I have four major reviews to write by May and I’m freaking out. Here’s a summary of recent ingenstions before I go down the rabbit hole.

The African Queen by John Huston (1951) is dispiriting because in order to be a hero a missionary has to dump your gin into the river. I guess that counts me out.

The Dark Knight by Christopher Nolan (2008) has in it a cool motorcycle and also The Greatest Actors of the Twentieth and Twenty First Centuries. Jesus. All right, listen, seriously. This movie was very nearly free of content and the absurd circle jerk of critical admiration confuses me. I well understand and have frequently participated in the phenomenon of intellectuals-stampede-to-blockbuster-which-yields-to-cult-stud-analysis-and-also-features-explosions. But this is far from even that. It’s one part Rambo four parts water. Notice that everyone who tells you it’s brilliant is male and/or owns a Trans Am.

Deep Blues by Robert Palmer (1982) features some groundbreaking and fascinating elucidations of the connections between African music and the blues, some wickedly entertaining interview footage with Muddy Waters, and a whole lot of somewhat repetitive but none the less Dorito-like anecdotes about Delta and Chicago blues musicians.

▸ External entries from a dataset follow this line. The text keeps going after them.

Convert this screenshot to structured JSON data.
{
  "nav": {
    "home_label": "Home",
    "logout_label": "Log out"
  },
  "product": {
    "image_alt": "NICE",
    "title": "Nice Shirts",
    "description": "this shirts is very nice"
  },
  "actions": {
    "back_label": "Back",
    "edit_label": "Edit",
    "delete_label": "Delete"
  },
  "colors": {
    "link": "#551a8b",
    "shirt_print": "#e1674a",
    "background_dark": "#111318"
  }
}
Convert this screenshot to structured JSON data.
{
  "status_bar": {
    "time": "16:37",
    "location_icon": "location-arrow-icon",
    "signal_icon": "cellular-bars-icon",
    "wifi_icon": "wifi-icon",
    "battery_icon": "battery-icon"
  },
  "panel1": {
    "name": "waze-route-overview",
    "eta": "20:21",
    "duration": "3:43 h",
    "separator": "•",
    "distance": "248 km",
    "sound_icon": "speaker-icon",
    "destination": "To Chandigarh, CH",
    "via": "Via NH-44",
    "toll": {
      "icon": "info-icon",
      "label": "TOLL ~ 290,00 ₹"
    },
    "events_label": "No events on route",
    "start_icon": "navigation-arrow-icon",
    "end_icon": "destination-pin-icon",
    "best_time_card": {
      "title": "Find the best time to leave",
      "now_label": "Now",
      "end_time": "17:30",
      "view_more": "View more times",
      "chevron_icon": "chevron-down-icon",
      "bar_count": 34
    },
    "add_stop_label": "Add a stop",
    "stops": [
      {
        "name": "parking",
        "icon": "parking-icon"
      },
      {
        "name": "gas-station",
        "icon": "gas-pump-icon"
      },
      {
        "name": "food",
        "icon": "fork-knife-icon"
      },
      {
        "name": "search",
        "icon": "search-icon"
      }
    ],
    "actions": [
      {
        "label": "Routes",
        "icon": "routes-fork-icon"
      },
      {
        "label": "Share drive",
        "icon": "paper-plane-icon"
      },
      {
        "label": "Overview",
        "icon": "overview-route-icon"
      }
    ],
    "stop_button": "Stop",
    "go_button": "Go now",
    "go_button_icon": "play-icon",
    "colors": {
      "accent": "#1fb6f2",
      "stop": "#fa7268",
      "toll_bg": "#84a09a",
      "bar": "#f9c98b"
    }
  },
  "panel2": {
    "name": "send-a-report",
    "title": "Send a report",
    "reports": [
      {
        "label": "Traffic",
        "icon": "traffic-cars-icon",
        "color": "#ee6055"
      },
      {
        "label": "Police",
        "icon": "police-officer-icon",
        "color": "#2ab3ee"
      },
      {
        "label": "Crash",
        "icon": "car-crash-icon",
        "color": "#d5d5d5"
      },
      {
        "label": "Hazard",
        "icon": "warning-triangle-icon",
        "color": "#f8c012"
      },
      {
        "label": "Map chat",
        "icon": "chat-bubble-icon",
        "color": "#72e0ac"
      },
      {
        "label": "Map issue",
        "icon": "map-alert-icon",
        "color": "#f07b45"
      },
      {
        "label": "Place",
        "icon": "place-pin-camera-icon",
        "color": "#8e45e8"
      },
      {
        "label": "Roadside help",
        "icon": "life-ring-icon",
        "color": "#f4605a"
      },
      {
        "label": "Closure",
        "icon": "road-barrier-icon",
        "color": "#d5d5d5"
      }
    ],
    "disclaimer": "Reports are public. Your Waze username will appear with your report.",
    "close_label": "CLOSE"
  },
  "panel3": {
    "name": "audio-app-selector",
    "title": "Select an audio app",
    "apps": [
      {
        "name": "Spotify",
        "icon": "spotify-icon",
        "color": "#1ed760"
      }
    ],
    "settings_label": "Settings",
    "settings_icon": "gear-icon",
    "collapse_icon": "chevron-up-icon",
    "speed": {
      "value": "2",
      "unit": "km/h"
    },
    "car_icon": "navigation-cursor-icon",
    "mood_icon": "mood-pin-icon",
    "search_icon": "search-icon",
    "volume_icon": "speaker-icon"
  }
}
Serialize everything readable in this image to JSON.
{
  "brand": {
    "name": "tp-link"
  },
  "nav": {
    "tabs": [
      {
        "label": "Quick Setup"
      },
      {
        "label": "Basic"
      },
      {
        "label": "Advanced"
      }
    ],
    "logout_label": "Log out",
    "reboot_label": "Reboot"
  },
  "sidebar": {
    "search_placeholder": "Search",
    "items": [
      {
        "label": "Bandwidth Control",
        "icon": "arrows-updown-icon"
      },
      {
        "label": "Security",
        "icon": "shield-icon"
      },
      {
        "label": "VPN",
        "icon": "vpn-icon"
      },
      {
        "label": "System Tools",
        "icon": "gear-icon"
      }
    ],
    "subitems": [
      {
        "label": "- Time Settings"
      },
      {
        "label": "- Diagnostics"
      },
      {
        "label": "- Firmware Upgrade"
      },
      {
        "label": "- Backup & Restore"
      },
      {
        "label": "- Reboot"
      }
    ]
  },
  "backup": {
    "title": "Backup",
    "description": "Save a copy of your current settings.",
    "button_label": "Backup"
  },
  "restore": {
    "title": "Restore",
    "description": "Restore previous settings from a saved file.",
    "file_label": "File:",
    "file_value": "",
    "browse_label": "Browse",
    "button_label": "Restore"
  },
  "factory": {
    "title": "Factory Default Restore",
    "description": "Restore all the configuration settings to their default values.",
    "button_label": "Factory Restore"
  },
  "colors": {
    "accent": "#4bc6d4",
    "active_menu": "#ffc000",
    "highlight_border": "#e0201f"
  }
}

Burn After Reading by the Coen Bros. (2008) is such a curious waste of time and talent. Every one of these fine actors seems to burrow down into their two-dimensional goofy/manic characters and, basically, disappear. Disappointing. Something could have been made of this, but wasn’t.

Charlie Bartlett, by John Poll (2007) is in so many ways excruciatingly dull, cliched, and mawkish, BUT: 1. Robert Downey Jr. and Hope Davis are exquisite actors, 2. Kat Dennings looks a lot like an old girlfriend of mine, and 3. I love the proposition that a 100 tabs of Ritalin could turn a dull high school dance into Studio 54.

Plus Super Chickan. Oh my oh my. Get you some.